| What you should do |
From the line containing "Decode this image" to the final line of the entries, copy each line exactly. Pictures stay out.

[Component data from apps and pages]
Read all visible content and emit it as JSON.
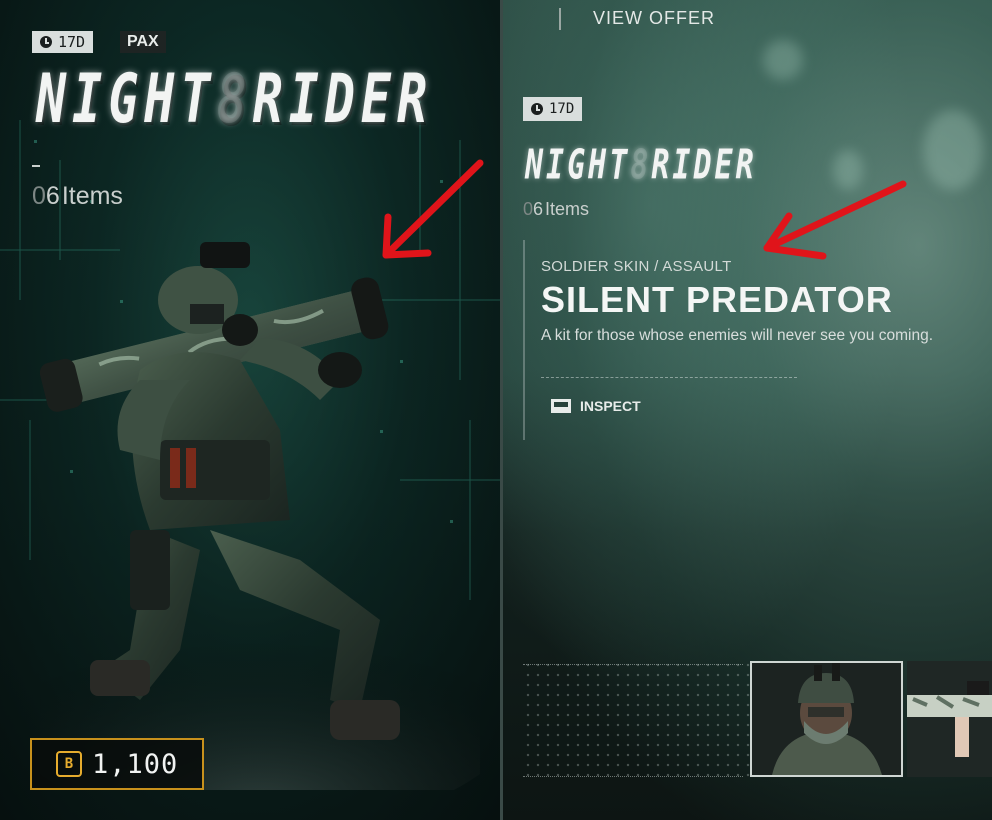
{
  "left": {
    "timer": "17D",
    "brand": "PAX",
    "title_word1": "NIGHT",
    "title_word2": "RIDER",
    "items_prefix": "0",
    "items_count": "6",
    "items_label": "Items",
    "price": "1,100",
    "currency_icon": "bp-coin-icon"
  },
  "right": {
    "view_offer": "VIEW OFFER",
    "timer": "17D",
    "title_word1": "NIGHT",
    "title_word2": "RIDER",
    "items_prefix": "0",
    "items_count": "6",
    "items_label": "Items",
    "category": "SOLDIER SKIN / ASSAULT",
    "item_name": "SILENT PREDATOR",
    "description": "A kit for those whose enemies will never see you coming.",
    "inspect_label": "INSPECT"
  },
  "colors": {
    "price_border": "#c8911c",
    "annotation": "#e0141a",
    "accent_teal": "#2e6b5e"
  }
}
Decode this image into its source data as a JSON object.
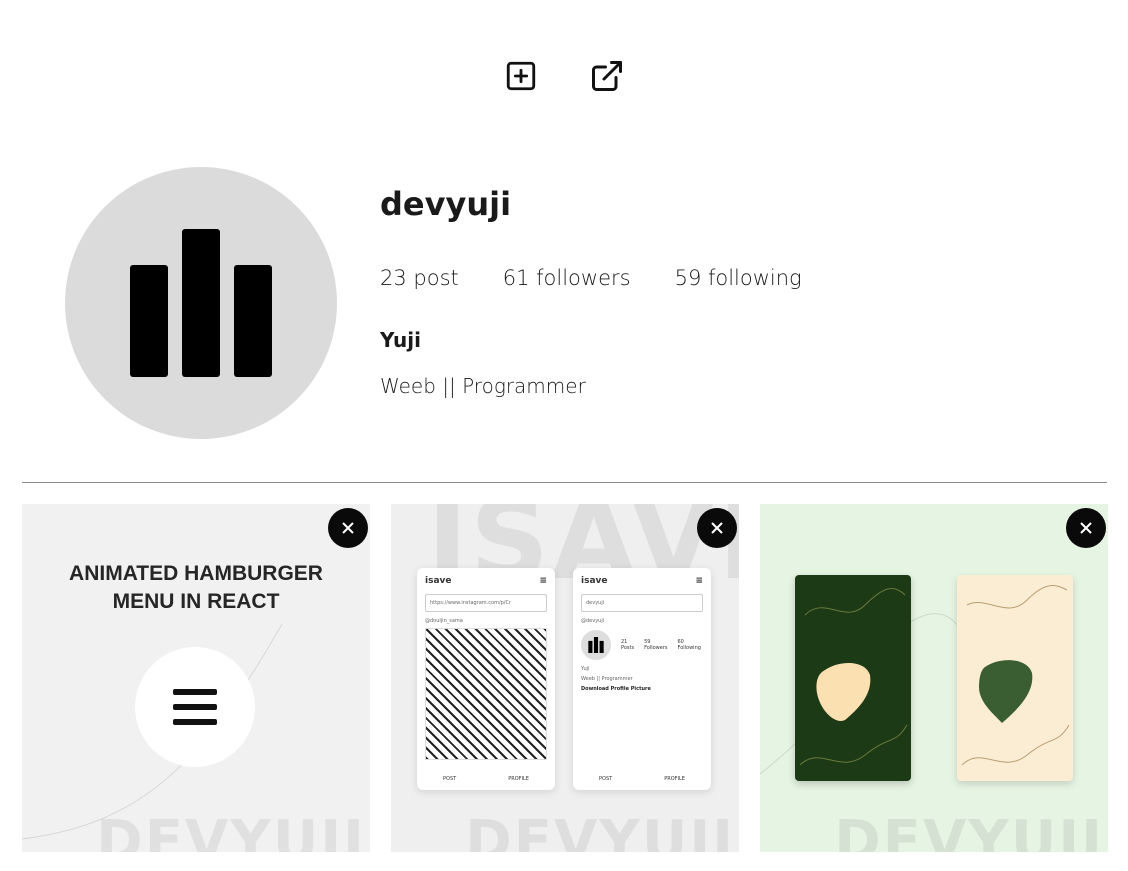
{
  "profile": {
    "username": "devyuji",
    "posts": "23 post",
    "followers": "61 followers",
    "following": "59 following",
    "full_name": "Yuji",
    "bio": "Weeb || Programmer"
  },
  "actions": {
    "add_icon": "plus-square-icon",
    "share_icon": "external-link-icon"
  },
  "posts": [
    {
      "title_line1": "ANIMATED HAMBURGER",
      "title_line2": "MENU IN REACT",
      "watermark": "DEVYUJI"
    },
    {
      "big_watermark": "ISAVE",
      "watermark": "DEVYUJI",
      "left_phone": {
        "app": "isave",
        "url": "https://www.instagram.com/p/Cr",
        "account": "@douijin_sama",
        "post": "POST",
        "profile": "PROFILE"
      },
      "right_phone": {
        "app": "isave",
        "query": "devyuji",
        "account": "@devyuji",
        "posts": "21",
        "posts_label": "Posts",
        "followers": "59",
        "followers_label": "Followers",
        "following": "60",
        "following_label": "Following",
        "name": "Yuji",
        "bio": "Weeb || Programmer",
        "download": "Download Profile Picture",
        "post": "POST",
        "profile": "PROFILE"
      }
    },
    {
      "watermark": "DEVYUJI"
    }
  ],
  "colors": {
    "avatar_bg": "#dcdbdc",
    "dark_green": "#1d3a16",
    "cream": "#fbecd4",
    "mint": "#e6f4e3"
  }
}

| Answer section |
Decode this image into its source data as a JSON object.
{
  "profile": {
    "username": "devyuji",
    "posts": "23 post",
    "followers": "61 followers",
    "following": "59 following",
    "full_name": "Yuji",
    "bio": "Weeb || Programmer"
  },
  "actions": {
    "add_icon": "plus-square-icon",
    "share_icon": "external-link-icon"
  },
  "posts": [
    {
      "title_line1": "ANIMATED HAMBURGER",
      "title_line2": "MENU IN REACT",
      "watermark": "DEVYUJI"
    },
    {
      "big_watermark": "ISAVE",
      "watermark": "DEVYUJI",
      "left_phone": {
        "app": "isave",
        "url": "https://www.instagram.com/p/Cr",
        "account": "@douijin_sama",
        "post": "POST",
        "profile": "PROFILE"
      },
      "right_phone": {
        "app": "isave",
        "query": "devyuji",
        "account": "@devyuji",
        "posts": "21",
        "posts_label": "Posts",
        "followers": "59",
        "followers_label": "Followers",
        "following": "60",
        "following_label": "Following",
        "name": "Yuji",
        "bio": "Weeb || Programmer",
        "download": "Download Profile Picture",
        "post": "POST",
        "profile": "PROFILE"
      }
    },
    {
      "watermark": "DEVYUJI"
    }
  ],
  "colors": {
    "avatar_bg": "#dcdbdc",
    "dark_green": "#1d3a16",
    "cream": "#fbecd4",
    "mint": "#e6f4e3"
  }
}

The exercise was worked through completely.